The federal welfare agency recently made public its plans to integrate at least 31,000 fingerprint scanners into its national support office, area support offices, call centres and customer service centres.
"Keyboard scanners are not suitable," Centrelink said in an addendum to its original tender documents, "as they do not meet requirements for our mobile users, neither are they flexible enough in the positioning of the scanner component. Stand-alone scanners are more flexible than mouse scanners for people who may alternate which hand they use their mouse with, for occupational health and safety reasons."
Centrelink said scanners integrated into mice or keyboards were not nearly as robust or reliable as stand-alone models. "Our research indicates that stand-alone scanners are highly reliable devices with no moving parts," the organisation continued and "hence [are] cheaper to maintain."

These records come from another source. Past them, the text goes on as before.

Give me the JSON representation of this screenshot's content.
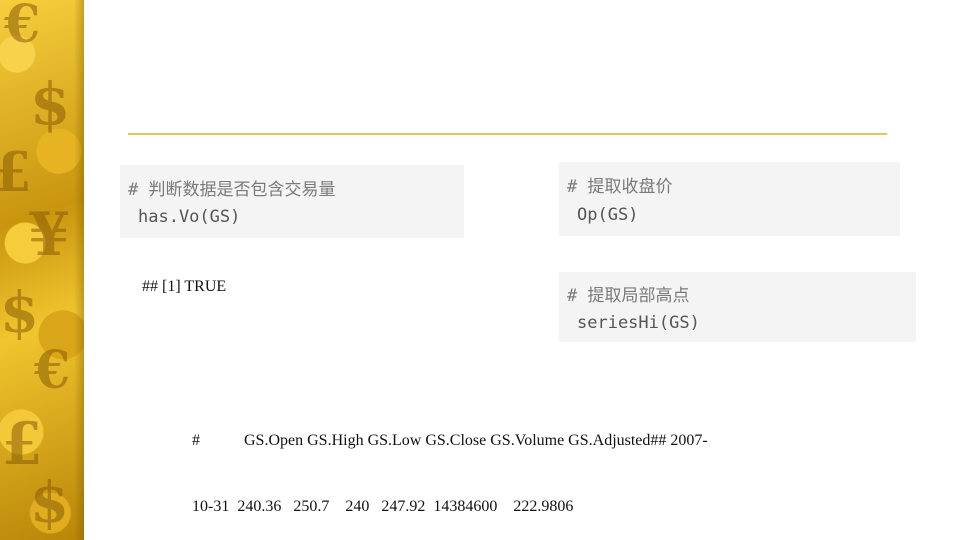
{
  "colors": {
    "accent_rule": "#e8c553",
    "code_bg": "#f4f4f4",
    "strip_gold": "#e6b422"
  },
  "decor": {
    "strip_symbols": [
      "€",
      "$",
      "£",
      "¥",
      "$",
      "€",
      "£",
      "$"
    ]
  },
  "chunk1": {
    "comment": "# 判断数据是否包含交易量",
    "code": "has.Vo(GS)"
  },
  "output1": "## [1] TRUE",
  "chunk2": {
    "comment": "# 提取收盘价",
    "code": "Op(GS)"
  },
  "chunk3": {
    "comment": "# 提取局部高点",
    "code": "seriesHi(GS)"
  },
  "output2": {
    "line1": "#           GS.Open GS.High GS.Low GS.Close GS.Volume GS.Adjusted## 2007-",
    "line2": "10-31  240.36   250.7    240   247.92  14384600    222.9806"
  }
}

"Equipment with built-in scanners [has] multiple points of failure," it added. And if a mechanical failure occurs, the scanner will be affected since it is not independent of the keyboard.
Centrelink also indicated its existing hardware refresh arrangements were another nail in the coffin of integrated scanners. "Centrelink does not wish to replace any of our existing desktop hardware, for example keyboards," the organisation said. "This is done periodically as part of our desktop replacement program."

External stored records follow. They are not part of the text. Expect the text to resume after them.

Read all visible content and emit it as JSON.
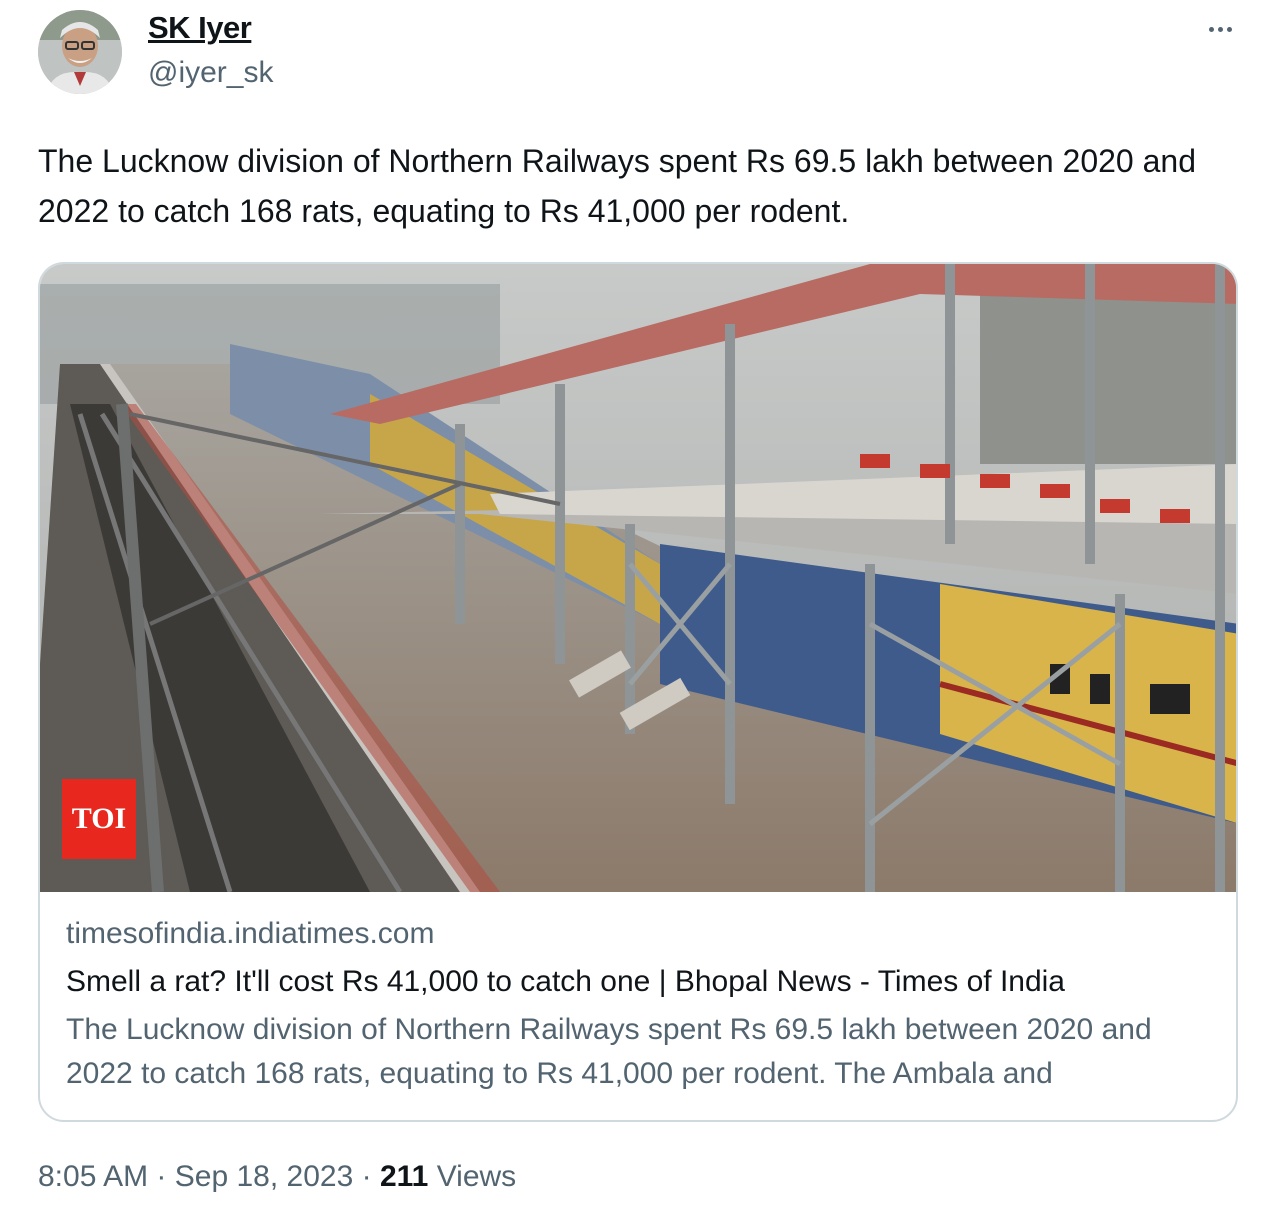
{
  "author": {
    "name": "SK Iyer",
    "handle": "@iyer_sk",
    "avatar_icon": "profile-photo"
  },
  "more_icon": "more-horizontal-icon",
  "tweet": {
    "text": "The Lucknow division of Northern Railways spent Rs 69.5 lakh between 2020 and 2022 to catch 168 rats, equating to Rs 41,000 per rodent."
  },
  "card": {
    "image_subject": "railway-platform-photo",
    "logo_text": "TOI",
    "domain": "timesofindia.indiatimes.com",
    "title": "Smell a rat? It'll cost Rs 41,000 to catch one | Bhopal News - Times of India",
    "description": "The Lucknow division of Northern Railways spent Rs 69.5 lakh between 2020 and 2022 to catch 168 rats, equating to Rs 41,000 per rodent. The Ambala and"
  },
  "meta": {
    "time": "8:05 AM",
    "separator": "·",
    "date": "Sep 18, 2023",
    "views_count": "211",
    "views_label": "Views"
  },
  "colors": {
    "text_primary": "#0f1419",
    "text_secondary": "#536471",
    "border": "#cfd9de",
    "toi_red": "#e8281f"
  }
}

The fingerprint scanners are designed to replace Centrelink's existing single user password verification system.